SIAS also did not hesitate to call for a change of management when it saw fit – in its press statement of 25 April 2019 titled “About time Olivia Lum steps down and Hyflux needs to build trust’’ issued about eleven months after the start of the saga, it said “many do not believe that Olivia Lum and current management can rise to the occasion to meet the challenges ahead’’ and urged the company not to delay a change of management any longer.
When it was made known that corporate advisory firm nTan’s contract provided for a whopping S$25m “success fee’’, SIAS on 13 Jan 2020 sent a letter to Hyflux’s Board on behalf of PnP holders stating that the sum was inordinately large compared to the S$50m compensation that at the time was being offered to those investors while also asking the Board to explain nTan’s exact role and to justify the fee. That to the investors and creditors was not certainly “treating everyone fairly”.
When a new potential “white knight’’ emerged in the form of a company named Aqua Munda, SIAS on 30 December 2019 SIAS released a press statement, calling for more transparency from Aqua Munda on its plans for Hyflux.
Starting in July 2018, SIAS organised numerous townhall meetings between the company and stakeholders at which financial and legal advice was provided for the benefit of retail investors.
Hundreds of questions were posed at these meetings and all answers were published on SIAS’s website.
It therefore hugely disappointing that all these efforts have come to naught, the company is to be wound up and PnP holders will not recoup anything. The only consolation, if it can be called that, is the experience SIAS has gained over the past three years should prove invaluable if similar situations were to arise in the future. More efforts and initiatives will be deployed by SIAS in future to prepare our investors to make the right choices and appreciate risks.

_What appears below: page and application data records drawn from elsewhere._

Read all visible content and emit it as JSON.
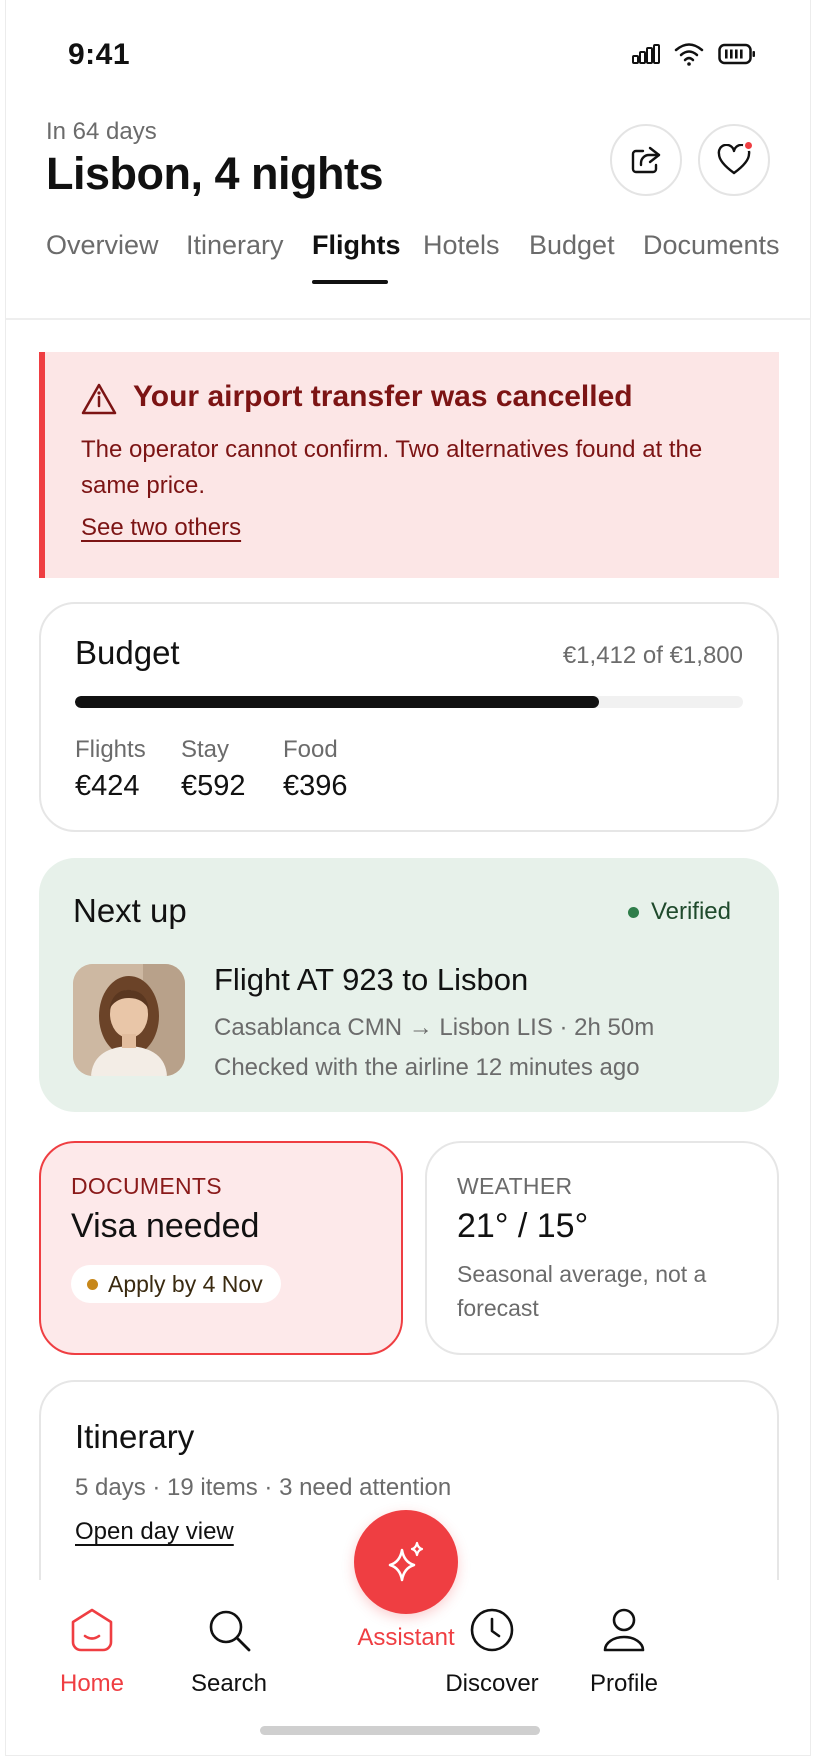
{
  "status_bar": {
    "time": "9:41"
  },
  "header": {
    "eyebrow": "In 64 days",
    "title": "Lisbon, 4 nights",
    "share_icon": "share-icon",
    "favorite_icon": "heart-icon"
  },
  "tabs": [
    {
      "label": "Overview",
      "active": false
    },
    {
      "label": "Itinerary",
      "active": false
    },
    {
      "label": "Flights",
      "active": true
    },
    {
      "label": "Hotels",
      "active": false
    },
    {
      "label": "Budget",
      "active": false
    },
    {
      "label": "Documents",
      "active": false
    }
  ],
  "alert": {
    "title": "Your airport transfer was cancelled",
    "body": "The operator cannot confirm. Two alternatives found at the same price.",
    "link": "See two others",
    "icon": "info-icon"
  },
  "budget": {
    "title": "Budget",
    "total": "€1,412 of €1,800",
    "spent_fraction": 0.784,
    "categories": [
      {
        "label": "Flights",
        "value": "€424"
      },
      {
        "label": "Stay",
        "value": "€592"
      },
      {
        "label": "Food",
        "value": "€396"
      }
    ]
  },
  "next_up": {
    "title": "Next up",
    "status": "Verified",
    "flight_title": "Flight AT 923 to Lisbon",
    "route": "Casablanca CMN → Lisbon LIS · 2h 50m",
    "checked": "Checked with the airline 12 minutes ago"
  },
  "documents": {
    "caption": "DOCUMENTS",
    "title": "Visa needed",
    "pill": "Apply by 4 Nov"
  },
  "weather": {
    "caption": "WEATHER",
    "title": "21° / 15°",
    "note": "Seasonal average, not a forecast"
  },
  "itinerary": {
    "title": "Itinerary",
    "subtitle": "5 days · 19 items · 3 need attention",
    "link": "Open day view"
  },
  "bottom_nav": {
    "home": "Home",
    "search": "Search",
    "assistant": "Assistant",
    "discover": "Discover",
    "profile": "Profile"
  },
  "colors": {
    "accent": "#ef3e42",
    "alert_bg": "#fce6e6",
    "alert_text": "#7c1414",
    "next_up_bg": "#e7f1ea",
    "verified": "#2f7d4a",
    "pill_dot": "#c7871a"
  }
}
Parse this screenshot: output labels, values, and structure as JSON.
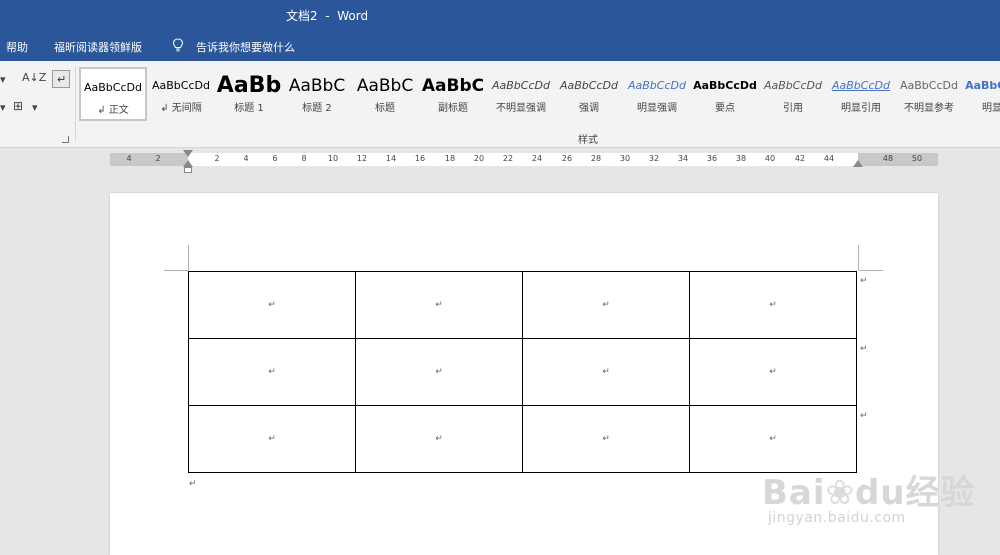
{
  "window": {
    "title": "文档2  -  Word"
  },
  "menu": {
    "items": [
      "帮助",
      "福昕阅读器领鲜版"
    ],
    "tell_me": "告诉我你想要做什么"
  },
  "ribbon": {
    "sort_icon_label": "A↓Z",
    "styles_group_label": "样式",
    "styles": [
      {
        "sample": "AaBbCcDd",
        "name": "↲ 正文"
      },
      {
        "sample": "AaBbCcDd",
        "name": "↲ 无间隔"
      },
      {
        "sample": "AaBb",
        "name": "标题 1"
      },
      {
        "sample": "AaBbC",
        "name": "标题 2"
      },
      {
        "sample": "AaBbC",
        "name": "标题"
      },
      {
        "sample": "AaBbC",
        "name": "副标题"
      },
      {
        "sample": "AaBbCcDd",
        "name": "不明显强调"
      },
      {
        "sample": "AaBbCcDd",
        "name": "强调"
      },
      {
        "sample": "AaBbCcDd",
        "name": "明显强调"
      },
      {
        "sample": "AaBbCcDd",
        "name": "要点"
      },
      {
        "sample": "AaBbCcDd",
        "name": "引用"
      },
      {
        "sample": "AaBbCcDd",
        "name": "明显引用"
      },
      {
        "sample": "AaBbCcDd",
        "name": "不明显参考"
      },
      {
        "sample": "AaBbCcDd",
        "name": "明显参"
      }
    ]
  },
  "ruler": {
    "numbers": [
      "4",
      "2",
      "2",
      "4",
      "6",
      "8",
      "10",
      "12",
      "14",
      "16",
      "18",
      "20",
      "22",
      "24",
      "26",
      "28",
      "30",
      "32",
      "34",
      "36",
      "38",
      "40",
      "42",
      "44",
      "48",
      "50"
    ]
  },
  "document": {
    "paragraph_mark": "↵",
    "table": {
      "rows": 3,
      "cols": 4
    }
  },
  "watermark": {
    "brand": "Bai",
    "brand2": "du",
    "suffix": "经验",
    "url": "jingyan.baidu.com"
  }
}
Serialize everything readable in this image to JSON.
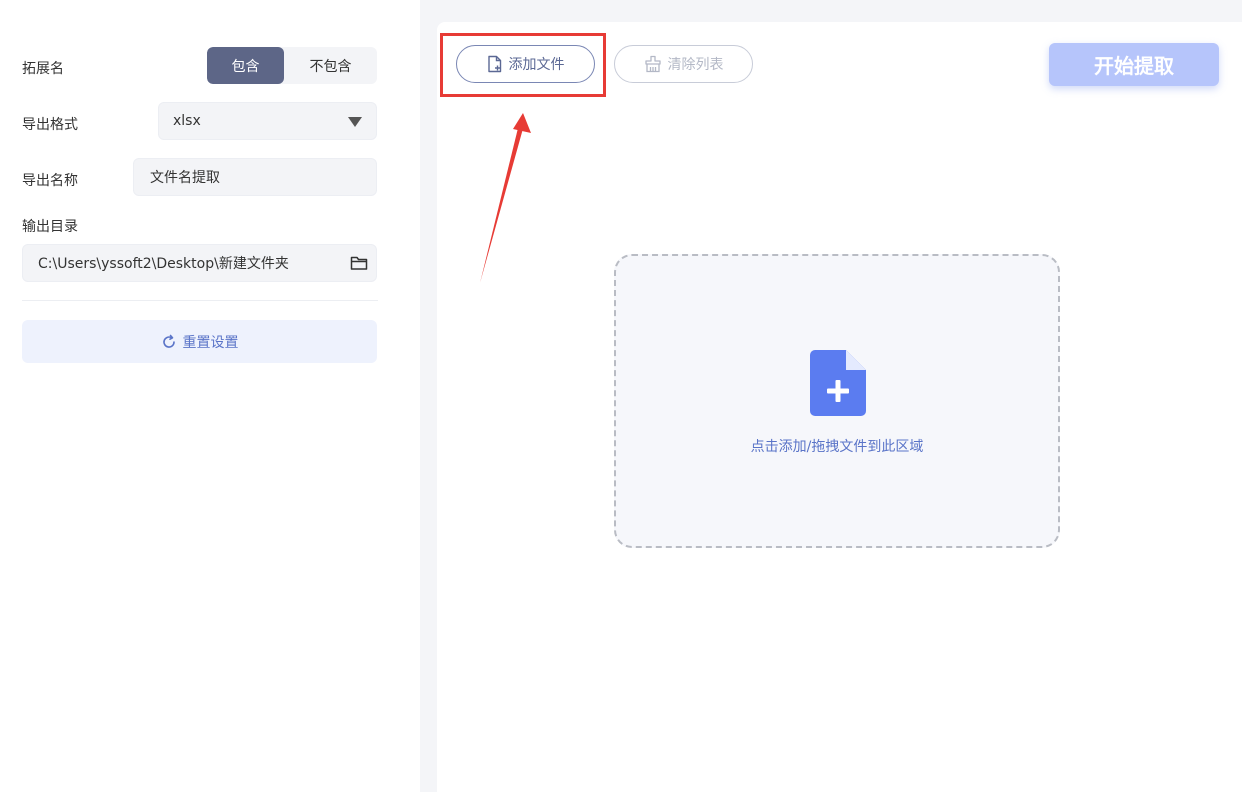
{
  "settings": {
    "extension_label": "拓展名",
    "extension_options": [
      "包含",
      "不包含"
    ],
    "format_label": "导出格式",
    "format_value": "xlsx",
    "name_label": "导出名称",
    "name_value": "文件名提取",
    "dir_label": "输出目录",
    "dir_value": "C:\\Users\\yssoft2\\Desktop\\新建文件夹",
    "reset_label": "重置设置"
  },
  "toolbar": {
    "add_file_label": "添加文件",
    "clear_list_label": "清除列表",
    "start_label": "开始提取"
  },
  "dropzone": {
    "hint": "点击添加/拖拽文件到此区域"
  },
  "colors": {
    "accent": "#5b7cf0",
    "start_button": "#b6c5fb",
    "highlight": "#e73b35"
  }
}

Going forward, if the official investigation by the Commercial Affairs Department (CAD) into the Board’s conduct yielded any actionable wrongdoing, SIAS would fully support the investors’ redress for compensation in our Courts.
This Hyflux saga is a lesson for directors who fail to observe their responsibility and they can be sure that they will be hauled to accountability.
Founder, President & CEO